● YOUR OBJECTIVE: Set down each line from the line holding "What data populates" to the last line of the entries below, exactly, with both ends included and without pictures.
________
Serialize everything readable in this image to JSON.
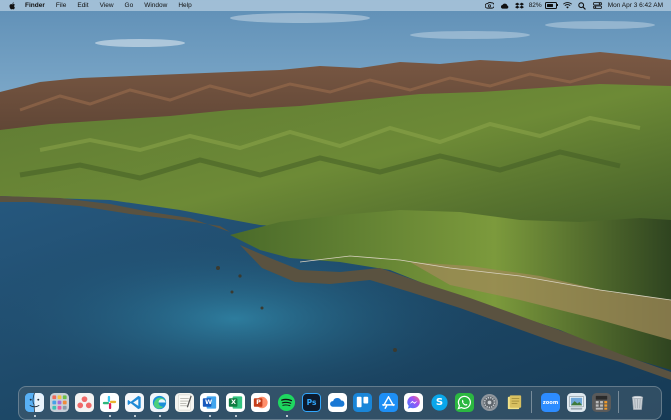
{
  "menubar": {
    "app_name": "Finder",
    "menus": [
      "File",
      "Edit",
      "View",
      "Go",
      "Window",
      "Help"
    ],
    "battery_percent": "82%",
    "battery_level": 0.82,
    "datetime": "Mon Apr 3  6:42 AM",
    "status_icons": [
      "creative-cloud-icon",
      "cloud-icon",
      "dropbox-icon",
      "battery-icon",
      "wifi-icon",
      "search-icon",
      "control-center-icon"
    ]
  },
  "desktop": {
    "wallpaper": "macOS Big Sur coastline",
    "colors": {
      "sky": "#9fc6de",
      "sea": "#1f4a6a",
      "hills": "#4e6a2c",
      "ridge": "#7a5a3e"
    }
  },
  "dock": {
    "apps": [
      {
        "name": "finder-icon",
        "label": "",
        "bg": "#3f9bf0"
      },
      {
        "name": "launchpad-icon",
        "label": "",
        "bg": "#c8d0d8"
      },
      {
        "name": "asana-icon",
        "label": "",
        "bg": "#f3f3f3"
      },
      {
        "name": "slack-icon",
        "label": "",
        "bg": "#ffffff"
      },
      {
        "name": "vscode-icon",
        "label": "",
        "bg": "#f5f7fa"
      },
      {
        "name": "edge-icon",
        "label": "",
        "bg": "#f0f5fa"
      },
      {
        "name": "textedit-icon",
        "label": "",
        "bg": "#f4f4f0"
      },
      {
        "name": "word-icon",
        "label": "W",
        "bg": "#ffffff"
      },
      {
        "name": "excel-icon",
        "label": "X",
        "bg": "#ffffff"
      },
      {
        "name": "powerpoint-icon",
        "label": "P",
        "bg": "#ffffff"
      },
      {
        "name": "spotify-icon",
        "label": "",
        "bg": "#1ed760"
      },
      {
        "name": "photoshop-icon",
        "label": "Ps",
        "bg": "#0d1b2e"
      },
      {
        "name": "onedrive-icon",
        "label": "",
        "bg": "#ffffff"
      },
      {
        "name": "trello-icon",
        "label": "",
        "bg": "#1a86d8"
      },
      {
        "name": "app-store-icon",
        "label": "",
        "bg": "#1e8ff5"
      },
      {
        "name": "messenger-icon",
        "label": "",
        "bg": "#ffffff"
      },
      {
        "name": "skype-icon",
        "label": "S",
        "bg": "#0aa7ea"
      },
      {
        "name": "whatsapp-icon",
        "label": "",
        "bg": "#2bb741"
      },
      {
        "name": "system-preferences-icon",
        "label": "",
        "bg": "#8e959c"
      },
      {
        "name": "notes-icon",
        "label": "",
        "bg": "#d8c570"
      },
      {
        "name": "zoom-icon",
        "label": "zoom",
        "bg": "#2d8cff"
      },
      {
        "name": "preview-icon",
        "label": "",
        "bg": "#dfe8ef"
      },
      {
        "name": "calculator-icon",
        "label": "",
        "bg": "#5a5a5a"
      },
      {
        "name": "trash-icon",
        "label": "",
        "bg": "transparent"
      }
    ]
  }
}
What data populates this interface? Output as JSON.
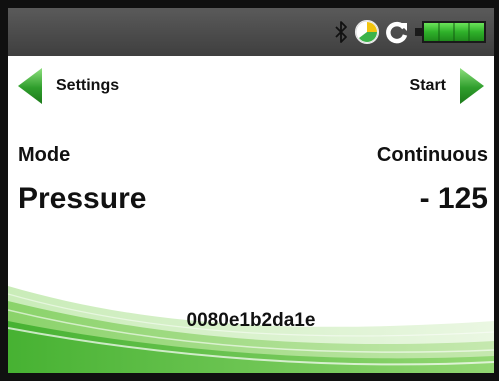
{
  "status_bar": {
    "icons": [
      "bluetooth-icon",
      "pie-clock-icon",
      "refresh-icon",
      "battery-icon"
    ],
    "battery_level": 1.0
  },
  "nav": {
    "left_label": "Settings",
    "right_label": "Start"
  },
  "mode": {
    "label": "Mode",
    "value": "Continuous"
  },
  "pressure": {
    "label": "Pressure",
    "value": "- 125"
  },
  "device_id": "0080e1b2da1e",
  "colors": {
    "accent_green": "#33a532",
    "status_bar_bg": "#4a4a4a",
    "text": "#111111"
  }
}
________
● SOLUTION TO THE EXERCISE:
What data populates this interface? Output as JSON.
{
  "status_bar": {
    "icons": [
      "bluetooth-icon",
      "pie-clock-icon",
      "refresh-icon",
      "battery-icon"
    ],
    "battery_level": 1.0
  },
  "nav": {
    "left_label": "Settings",
    "right_label": "Start"
  },
  "mode": {
    "label": "Mode",
    "value": "Continuous"
  },
  "pressure": {
    "label": "Pressure",
    "value": "- 125"
  },
  "device_id": "0080e1b2da1e",
  "colors": {
    "accent_green": "#33a532",
    "status_bar_bg": "#4a4a4a",
    "text": "#111111"
  }
}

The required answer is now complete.